Week 40 Cyberattack Digest 2018 – Recipe Unlimited, Burgerville, Apollo startup and others
Have you been waiting for Monday to finally read our new weekly cyber attack digest? If so, we have some hot cyber news for you.
Hungry hackers target Recipe Unlimited
by CBC News – 3 October 2018

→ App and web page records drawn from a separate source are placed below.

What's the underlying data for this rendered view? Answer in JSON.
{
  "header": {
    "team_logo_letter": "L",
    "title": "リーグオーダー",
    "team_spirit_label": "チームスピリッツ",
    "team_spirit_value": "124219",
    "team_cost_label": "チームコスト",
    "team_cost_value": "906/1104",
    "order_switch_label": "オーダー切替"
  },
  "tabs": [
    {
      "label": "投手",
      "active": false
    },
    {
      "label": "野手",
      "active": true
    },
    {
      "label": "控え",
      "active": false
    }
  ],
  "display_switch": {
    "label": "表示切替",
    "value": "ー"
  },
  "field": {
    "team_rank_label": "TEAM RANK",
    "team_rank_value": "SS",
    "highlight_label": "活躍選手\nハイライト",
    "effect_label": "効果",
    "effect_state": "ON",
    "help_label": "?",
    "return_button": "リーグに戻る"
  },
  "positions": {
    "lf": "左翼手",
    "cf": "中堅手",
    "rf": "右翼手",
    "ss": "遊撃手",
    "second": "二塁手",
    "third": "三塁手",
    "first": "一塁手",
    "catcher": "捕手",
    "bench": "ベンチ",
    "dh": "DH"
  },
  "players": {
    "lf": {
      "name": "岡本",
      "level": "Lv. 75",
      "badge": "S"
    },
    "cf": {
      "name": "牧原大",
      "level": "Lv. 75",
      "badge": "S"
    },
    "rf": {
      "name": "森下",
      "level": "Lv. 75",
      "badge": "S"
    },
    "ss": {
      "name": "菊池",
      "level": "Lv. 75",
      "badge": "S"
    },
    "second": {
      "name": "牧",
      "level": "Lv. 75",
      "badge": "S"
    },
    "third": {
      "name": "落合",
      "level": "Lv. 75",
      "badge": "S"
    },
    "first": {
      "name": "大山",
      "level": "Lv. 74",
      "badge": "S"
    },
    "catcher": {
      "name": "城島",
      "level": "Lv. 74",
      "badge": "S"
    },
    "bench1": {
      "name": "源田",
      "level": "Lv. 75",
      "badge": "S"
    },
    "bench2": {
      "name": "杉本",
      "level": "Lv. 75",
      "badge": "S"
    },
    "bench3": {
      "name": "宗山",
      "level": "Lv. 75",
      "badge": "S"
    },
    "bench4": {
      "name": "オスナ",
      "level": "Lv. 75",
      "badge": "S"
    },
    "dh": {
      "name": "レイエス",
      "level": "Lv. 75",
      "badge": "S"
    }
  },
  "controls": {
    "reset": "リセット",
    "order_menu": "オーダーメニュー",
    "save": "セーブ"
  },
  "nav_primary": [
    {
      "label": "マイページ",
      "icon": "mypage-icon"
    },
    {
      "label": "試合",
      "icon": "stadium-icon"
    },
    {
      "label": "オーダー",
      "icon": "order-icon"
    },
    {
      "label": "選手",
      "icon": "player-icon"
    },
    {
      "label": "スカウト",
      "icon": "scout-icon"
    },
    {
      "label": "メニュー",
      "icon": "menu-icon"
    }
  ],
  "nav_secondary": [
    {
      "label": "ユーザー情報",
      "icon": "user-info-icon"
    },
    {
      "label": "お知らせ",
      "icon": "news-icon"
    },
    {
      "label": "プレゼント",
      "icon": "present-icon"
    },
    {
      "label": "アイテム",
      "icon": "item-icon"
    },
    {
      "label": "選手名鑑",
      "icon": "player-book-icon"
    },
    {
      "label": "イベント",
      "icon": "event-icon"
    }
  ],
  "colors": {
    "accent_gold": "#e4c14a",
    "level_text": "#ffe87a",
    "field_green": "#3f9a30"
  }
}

Restaurants are another tempting target of attackers as everything that possesses large client databases. A popular Canadian company Recipe Unlimited that is an owner of many popular restaurant chains was told to pay ransom in bitcoin in order to get back the information that had been obtained by the third party. The company said last Monday that it had suffered a “malware outbreak” affecting operations at a number of its restaurants including Swiss Chalet, Harvey’s, Milestones, Kelseys, Montana’s, Bier Markt, and East Side Mario’s; some restaurants have temporarily closed. A fraudulent letter popped up on computer screens at several locations owned by the company, some employees said. “The ransom note appeared under the file, ‘read me’ in a WordPad format. We were all really in a state of shock,” commented the restaurant’s employee. The ransom note told Recipe Unlimited that “there is a significant hole in the security of your company” and that “we’ve easily penetrated your network.” The fraudsters claim that they “crypted” the company’s data “with the strongest military algorithms” and in order to restore the files, the organization must pay an unspecified amount in bitcoin.”The final price depends on how fast you write us,” said hackers, noting that every day of delay costs 0.5 bitcoin, which is more than $4,000 Cdn. Currently, several locations are closed, and a number of others cannot process debit and credit card transactions. The ransom threat remains a concern for some workers. “We have no indication that this limited malware incident has resulted in any data breach,” said spokesperson Maureen Hart.
Burgerville has been attacked for a year
by SC Media – 4 October 2018
This was not the only attack performed by hungry hackers that has been disclosed recently. A fast-casual restaurant chain Burgerville has disclosed year-long data breach recently. The company said that it was infected with a malware by FIN7, also known as the Carbanak Group, resulting in customers’ payment card information being compromised. A forensics investigation was launched in the end of August, right after Burgerville learned of the breach through the FBI. The company was under the impression that the breach had been a brief one until the investigation showed on Sept. 19 that the attack was still ongoing. After that Burgerville tooki steps toward remediation, which was competed on Sept. 30 “This has included cutting off the various pathways the intrusion affected and upgrading systems to eradicate this breach,” the restaurant officials commented. Burgerville confessed it did not announce the incident earlier as it was cooperating with law enforcement officials, and confidentiality during the investigation was requested.
Apollo is breached after systems’ upgrade
by SC Media – 2 October 2018
Back in July, the sales engagement startup Apollo had its systems upgraded, after which malefactors managed to steal over 200 million contact records belonging to the startup. It is believed that the main part of the stolen data comes from the prospect database of the company, also known as ZenProspect. “We have confirmed that the majority of exposed information came from our publicly gathered prospect database, which could include name, email address, company names, and other business contact information. Some client-imported data was also accessed without authorization,” commented the officials. Delays in reporting breaches still take place from time to time, but under increasing pressure from regulators, such as GDPR, organization now notify authorities and potential victims much quicker. In its email addressed to affected customers, the organization confessed that the incident was discovered weeks after system upgrades in July. The case of Apollo is not the first and only one when a company learns about a breach after a long period of time. Experts warn that in case organizations care about their security enough, cyber incidents will have a serious impact on business viability.
Arrested suspected for doxing senators
by Bleeping Computer – 3 October 2018
Well, not all the news of the past week touch the incidents of long ago. The U.S. Capitol Police have announced that an individual who presumably posted the private information of U.S. senators on the Internet has been arrested. This has not been officially confirmed yet, but the incident might be related to the doxing of U.S. Senators Orrin Hatch, Mike Lee, and Lindsey Graham’s on their Wikipedia pages. The case could take place last week during Brett Kavanaugh and Christine Blasey Ford hearing. During the hearing, the senator’s pages was modified: someone added there personal data including home addresses and phone numbers. According to the experts’ conclusion, the modifications seemed to have taken place on September 27th at around 9 PM. An unknown actor used the IP address 126.96.36.199 that solves to the hostname chyron.house.gov and is affiliated with the U.S. House of Representatives. In the press release from the United States Capitol Police it is stated that a 27-year-old suspect Jackson A. Cosko was arrested for “Making Public Restricted Personal Information, Witness Tampering, Threats in Interstate Communications, Unauthorized Access of a Government Computer, Identity Theft, Second Degree Burglary, and Unlawful Entry.”
So, the main conclusion that can be made from the news of the last week is that it is important to care about your security even if there are no visible traces of intrusion. As the first step to improve your cyber sssecurity, follow us on Twitter, Facebook, and LinkedIn.